● **PROBLEM REQUIREMENTS**
Among the entries below, copy every line that carries the word "Ctrl".

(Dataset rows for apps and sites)
━━━━━━
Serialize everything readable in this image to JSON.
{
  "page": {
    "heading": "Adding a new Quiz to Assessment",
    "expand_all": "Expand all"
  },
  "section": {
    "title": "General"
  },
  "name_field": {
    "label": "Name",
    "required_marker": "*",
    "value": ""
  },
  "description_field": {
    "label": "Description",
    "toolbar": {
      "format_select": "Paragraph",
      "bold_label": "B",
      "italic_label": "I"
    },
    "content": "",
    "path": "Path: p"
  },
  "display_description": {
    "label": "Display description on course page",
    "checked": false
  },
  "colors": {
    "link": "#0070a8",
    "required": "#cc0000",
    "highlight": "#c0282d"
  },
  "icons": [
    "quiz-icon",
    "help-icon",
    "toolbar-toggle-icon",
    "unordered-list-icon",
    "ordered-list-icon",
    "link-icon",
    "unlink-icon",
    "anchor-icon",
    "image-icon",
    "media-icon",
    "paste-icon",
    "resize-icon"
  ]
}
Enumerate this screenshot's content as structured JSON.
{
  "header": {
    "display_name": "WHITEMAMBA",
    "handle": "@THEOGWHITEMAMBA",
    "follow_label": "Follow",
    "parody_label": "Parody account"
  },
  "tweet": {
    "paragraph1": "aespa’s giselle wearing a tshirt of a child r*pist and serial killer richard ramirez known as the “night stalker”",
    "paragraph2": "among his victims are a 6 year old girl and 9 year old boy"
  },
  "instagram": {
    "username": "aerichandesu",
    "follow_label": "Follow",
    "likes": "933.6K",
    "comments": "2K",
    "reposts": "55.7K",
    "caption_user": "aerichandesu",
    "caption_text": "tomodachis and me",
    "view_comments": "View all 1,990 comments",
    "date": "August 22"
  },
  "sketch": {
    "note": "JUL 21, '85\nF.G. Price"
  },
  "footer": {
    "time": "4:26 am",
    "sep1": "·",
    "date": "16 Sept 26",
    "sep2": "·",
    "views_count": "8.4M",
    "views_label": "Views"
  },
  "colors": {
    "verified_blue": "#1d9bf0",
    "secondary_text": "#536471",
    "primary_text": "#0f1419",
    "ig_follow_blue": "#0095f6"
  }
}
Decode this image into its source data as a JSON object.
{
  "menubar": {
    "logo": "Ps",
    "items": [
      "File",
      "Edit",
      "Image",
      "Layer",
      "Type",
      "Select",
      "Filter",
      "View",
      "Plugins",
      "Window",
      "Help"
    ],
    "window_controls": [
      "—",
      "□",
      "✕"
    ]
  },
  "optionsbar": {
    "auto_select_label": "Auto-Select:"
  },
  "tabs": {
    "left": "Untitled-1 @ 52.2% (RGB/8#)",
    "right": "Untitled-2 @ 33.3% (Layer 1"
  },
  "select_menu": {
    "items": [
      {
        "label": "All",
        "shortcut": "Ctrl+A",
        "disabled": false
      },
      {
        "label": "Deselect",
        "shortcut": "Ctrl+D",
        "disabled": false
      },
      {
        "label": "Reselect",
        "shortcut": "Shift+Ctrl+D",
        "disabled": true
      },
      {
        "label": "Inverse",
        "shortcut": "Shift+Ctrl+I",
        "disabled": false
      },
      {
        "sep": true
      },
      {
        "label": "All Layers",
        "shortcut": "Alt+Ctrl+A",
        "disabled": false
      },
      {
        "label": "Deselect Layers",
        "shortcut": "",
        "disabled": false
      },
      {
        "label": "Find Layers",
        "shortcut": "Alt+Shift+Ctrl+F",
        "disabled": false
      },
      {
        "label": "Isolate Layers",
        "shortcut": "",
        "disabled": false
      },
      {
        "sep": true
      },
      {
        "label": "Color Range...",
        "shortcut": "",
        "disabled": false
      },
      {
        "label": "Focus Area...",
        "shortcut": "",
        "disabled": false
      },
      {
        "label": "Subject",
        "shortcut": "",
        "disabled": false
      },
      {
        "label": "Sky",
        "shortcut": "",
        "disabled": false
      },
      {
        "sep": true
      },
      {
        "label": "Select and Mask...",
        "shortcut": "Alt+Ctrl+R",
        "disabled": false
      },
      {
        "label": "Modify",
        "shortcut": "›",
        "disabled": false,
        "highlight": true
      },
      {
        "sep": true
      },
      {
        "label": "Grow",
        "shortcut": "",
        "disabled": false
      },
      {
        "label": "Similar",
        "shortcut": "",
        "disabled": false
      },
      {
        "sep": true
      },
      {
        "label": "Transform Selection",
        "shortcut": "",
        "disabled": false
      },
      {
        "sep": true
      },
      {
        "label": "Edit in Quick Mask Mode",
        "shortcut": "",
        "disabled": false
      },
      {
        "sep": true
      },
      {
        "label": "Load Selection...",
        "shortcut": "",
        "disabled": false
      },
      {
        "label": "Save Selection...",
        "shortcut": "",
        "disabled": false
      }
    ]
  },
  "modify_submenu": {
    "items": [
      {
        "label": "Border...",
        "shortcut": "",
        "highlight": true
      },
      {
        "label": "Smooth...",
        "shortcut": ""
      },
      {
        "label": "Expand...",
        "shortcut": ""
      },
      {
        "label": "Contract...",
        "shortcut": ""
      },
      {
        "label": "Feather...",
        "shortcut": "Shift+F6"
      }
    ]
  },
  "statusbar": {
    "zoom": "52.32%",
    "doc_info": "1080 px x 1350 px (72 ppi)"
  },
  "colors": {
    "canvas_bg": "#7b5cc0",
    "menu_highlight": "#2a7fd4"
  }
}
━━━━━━
● **YOUR RESPONSE**
        "shortcut": "Ctrl+A",
        "shortcut": "Ctrl+D",
        "shortcut": "Shift+Ctrl+D",
        "shortcut": "Shift+Ctrl+I",
        "shortcut": "Alt+Ctrl+A",
        "shortcut": "Alt+Shift+Ctrl+F",
        "shortcut": "Alt+Ctrl+R",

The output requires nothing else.